President Trump declared Friday that jobs are coming back on the heels of a surprise labor report that may indicate the start of an economic recovery amid historic job losses, as he also upped his demands on states to lift lingering coronavirus-related lockdowns.
"We're bringing our jobs back," Trump said during upbeat remarks to members of the media in the Rose Garden. "We're gonna be back there. I think we're actually going to be back there higher next year than ever before."
He added, in reference to predictions that the economy could eventually bounce back to where it was before the pandemic: "We've been talking about a 'V.' This is far better than a 'V.' This is a rocketship."
Trump also signed a bill giving small businesses more flexibility with Paycheck Protection Program (PPP) loans. He said the legislation would "especially help restaurants, hotels and other businesses." The president also thanked Democrats for cooperating on getting the PPP bill through the House of Representatives.
Numbers released by the Labor Department indicated that the economy added 2.5 million jobs in May and the U.S. unemployment rate dropped to 13.3 percent from 14.7 percent a month earlier. This was a stark reversal from expectations that the unemployment rate could reach nearly 20 percent in May, and Trump took the opportunity to crow over the positive economic news.
"We'll go back to having the greatest economy anywhere in the world, nothing close. And I think we're going to have a very good upcoming few months. I think you're going to have a very good August, very good July, but a spectacular, maybe spectacular September ... and next year's going to be one of the best years we've ever had economically," Trump said, touting a "job surge."
He compared the U.S. economy to a surgery patient who was strong before an operation and had a better chance of coming out of the procedure healthy.
"The reason it's been and is so good, is because the body was strong," he said. "Our body was so powerful that we could actually close our country."

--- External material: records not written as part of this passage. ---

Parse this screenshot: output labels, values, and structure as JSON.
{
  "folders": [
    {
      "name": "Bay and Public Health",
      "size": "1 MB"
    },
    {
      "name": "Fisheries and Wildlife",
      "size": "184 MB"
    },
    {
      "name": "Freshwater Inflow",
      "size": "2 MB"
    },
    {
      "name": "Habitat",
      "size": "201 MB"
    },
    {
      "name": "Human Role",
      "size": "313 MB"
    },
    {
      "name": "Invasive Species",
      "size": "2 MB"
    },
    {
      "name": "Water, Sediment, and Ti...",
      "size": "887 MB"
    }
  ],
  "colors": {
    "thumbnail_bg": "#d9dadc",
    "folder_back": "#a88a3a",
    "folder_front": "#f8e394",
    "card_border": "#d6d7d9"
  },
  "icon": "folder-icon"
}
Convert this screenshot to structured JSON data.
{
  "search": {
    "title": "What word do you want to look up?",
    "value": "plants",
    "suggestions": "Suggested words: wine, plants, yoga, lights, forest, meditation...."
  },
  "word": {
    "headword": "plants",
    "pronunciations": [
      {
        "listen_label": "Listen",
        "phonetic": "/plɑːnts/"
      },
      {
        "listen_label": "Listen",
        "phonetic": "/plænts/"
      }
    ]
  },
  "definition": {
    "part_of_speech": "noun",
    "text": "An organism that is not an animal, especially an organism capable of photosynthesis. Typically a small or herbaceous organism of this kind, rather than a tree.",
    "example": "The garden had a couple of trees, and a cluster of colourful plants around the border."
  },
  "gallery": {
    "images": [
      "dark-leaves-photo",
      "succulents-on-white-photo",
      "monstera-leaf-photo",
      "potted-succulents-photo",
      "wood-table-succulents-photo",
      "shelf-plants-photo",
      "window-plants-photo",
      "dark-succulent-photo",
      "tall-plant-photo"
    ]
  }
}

Trump further said that significant progress was being made on the development of coronavirus vaccines and therapeutics. Yet he also questioned why some states still have significant coronavirus lockdown measures in place, as he credited states lifting lockdowns like Florida and Georgia for the economic progress so far.
"This is what these numbers are all about ... It's extremely important to remember that many of our states are closed or almost closed. Some of the big ones, New York, New Jersey, they'll start, they're starting now to get open. I hope," Trump said.
Trump also said that liberal economic policies like the "Green New Deal" are the biggest threat to the United States' economic recovery.
The comments came after a flurry Friday morning tweets from the president, seizing on the unexpectedly good economic news.
"Really Big Jobs Report. Great going President Trump (kidding but true)!" Trump said in one tweet.
"THESE JOBS NUMBERS ARE INCREDIBLE!" he said in another.
"Oh no, the Dems are worried again. The only one that can kill this comeback is Sleepy Joe Biden!" Trump added, continuing the triumphant tweetstorm. "It's a stunner by any stretch of the imagination."
Last week 1.87 million Americans filed for unemployment benefits, which represented the ninth straight weekly decline in such claims. Still, the total number of Americans filing for claims is staggering, with more than 40 million doing so since the crisis began.
Democrats suggested that Trump's victory lap is premature.
"Thirteen percent unemployment number is not ‘joyous’ or ‘stupendous’ as President Trump has wrongly stated," Senate Minority Leader Chuck Schumer said in a statement.
"We are in the largest unemployment crisis since the Great Depression. 21 million Americans are unemployed, and one-fifth of the American workforce has lost work or given up on trying to find a job. And Trump says he is joyous? Families are struggling, hospitals are overwhelmed, businesses have shut down for good, and Americans are dying every day—all of this was preventable," Democratic National Committee Chairman Tom Perez said in a statement.
U.S. employment numbers had tanked to some of the worst in history due to economic shutdowns imposed by states aimed at slowing the spread of the coronavirus. States have begun lifting those restrictions in recent weeks, but the reversal in job trends still surprised most observers.
The numbers are still about triple what the unemployment numbers were just months ago, but represent significant progress in the economic recovery from the coronavirus pandemic.
Fox Business' Megan Henney contributed to this report.